CES 2017 - TinyMOS Tiny1 Is The World's First Astronomy Camera Made Small, Cheap And Easy To Use
We all love to take pictures of the starry skies at night. But to achieve the same incredible astronomy photography seen on desktop wallpapers and magazines, it takes some incredibly expensive and cumbersome equipment. That is until now, as the Tiny1 reproduces incredible space pictures with the form factor of a smartphone.
Launched in July of last year on Indiegogo (and raising $100,000 in just four hours), TinyMOS' camera is the answer to this problem - allowing the everyday person to capture astronomy images easily with what they claim to be the "world's smallest, smartest and most social camera."
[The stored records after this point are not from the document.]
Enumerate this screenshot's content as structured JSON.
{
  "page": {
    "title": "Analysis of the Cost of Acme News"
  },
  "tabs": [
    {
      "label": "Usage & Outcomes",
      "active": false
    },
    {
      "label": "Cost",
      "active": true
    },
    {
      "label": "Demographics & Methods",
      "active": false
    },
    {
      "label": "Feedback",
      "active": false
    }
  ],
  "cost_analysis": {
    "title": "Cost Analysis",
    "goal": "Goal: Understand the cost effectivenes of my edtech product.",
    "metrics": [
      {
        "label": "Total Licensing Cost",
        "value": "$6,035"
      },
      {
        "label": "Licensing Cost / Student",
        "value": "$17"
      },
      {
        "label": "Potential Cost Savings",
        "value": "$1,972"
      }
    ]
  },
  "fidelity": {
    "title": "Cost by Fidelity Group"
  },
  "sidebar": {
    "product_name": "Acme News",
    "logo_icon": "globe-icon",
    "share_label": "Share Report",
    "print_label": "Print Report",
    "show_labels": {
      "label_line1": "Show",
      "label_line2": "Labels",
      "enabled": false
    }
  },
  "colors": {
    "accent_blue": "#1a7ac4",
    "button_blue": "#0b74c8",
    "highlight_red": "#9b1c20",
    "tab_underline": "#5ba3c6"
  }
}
Starting with a 2.5K backside illuminated sensor, connected to a vastly reduced-in-size telescopic lens, the camera's quad-core Snapdragon processor drives the Augmented Reality Star Map - helping you direct your camera and find the right shot/video.
After this, the processor will work hard to make the shot better using Rapid Noise Reduction (does what it says on the tin - reduce the fuzziness of the picture). The final results can be outputted to either the on-device app for social sharing, or in full-resolution via USB.
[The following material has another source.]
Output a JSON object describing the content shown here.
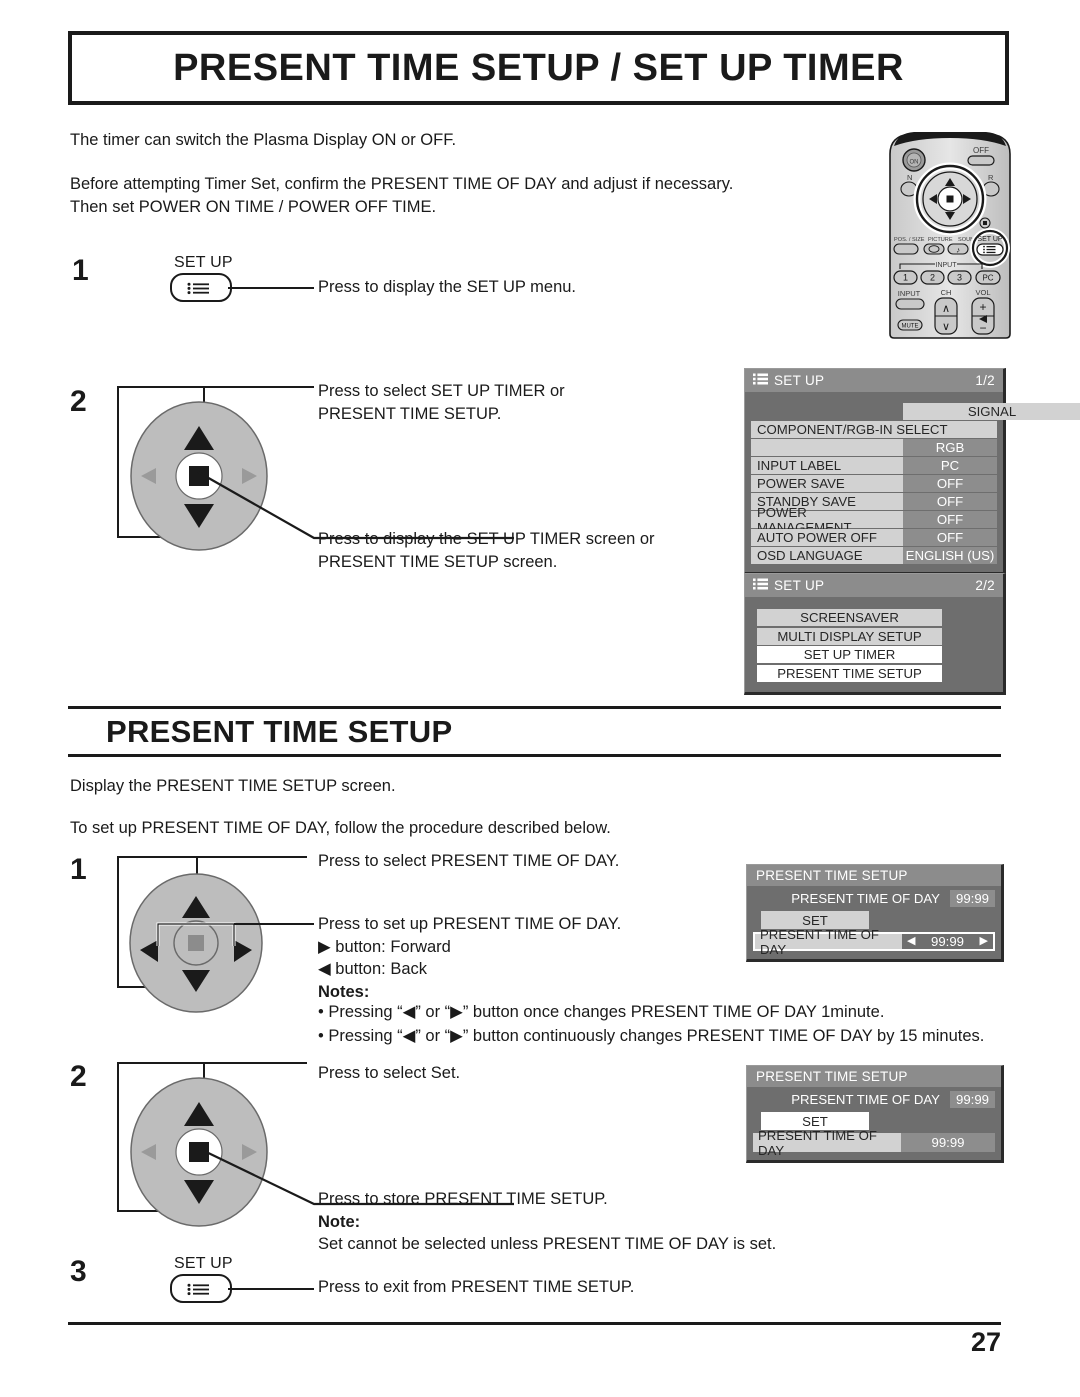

Incredible how so much power fits in the palm of your hand, but with such a specialist niche... It will be interesting to see how the camera plays out when on sale to the public.
If there’s one thing you learn quickly about Naughty Dog, it’s that every second game they make, from Crash Bandicoot 2 to Uncharted 2, are the best in their respective series.
Many of us need coffee to function, but now we know what having 300 cups in one day will do to you… A UK University messed up an experiment and gave two students this massive dose of caffeine.
I went to watch the Batman (1989) at Nottingham’s National justice Museum. It was a weird-yet-awesome experience that I shared with LeftLion.
A new study has shown that 41% of The Sims players have purposefully killed their Sims. This means 59% of the study’s candidates are liars.
On this week’s episode of my podcast ‘Learn Something…’ - five of the weirdest facts about video games.
A team of EU-funded scientists are harnessing the power of next generation lasers to create a light speed internet and remove any server over-capacity issues.
The ever-evolving nature of technology in modern society has resulted in a stark rise in jobs within the IT industry. Recent research showed the creation of just under 85,000 positions in the digital technology industry last year, in the UK alone.
I always laughed off any fears of becoming a slave to technology, but I received two story releases that changed all of that and got me seriously concerned about our future relationship with gadgets.
Thanks to the heatwave, it’s been way too hot to be actually productive. Luckily, I managed to fight fatigue and record another episode of Learn Something…
The first big break away from the Tony Hawk’s Pro Skater franchise formula, has Underground aged well since it came out in 2003? Let’s find out in my review of THUG.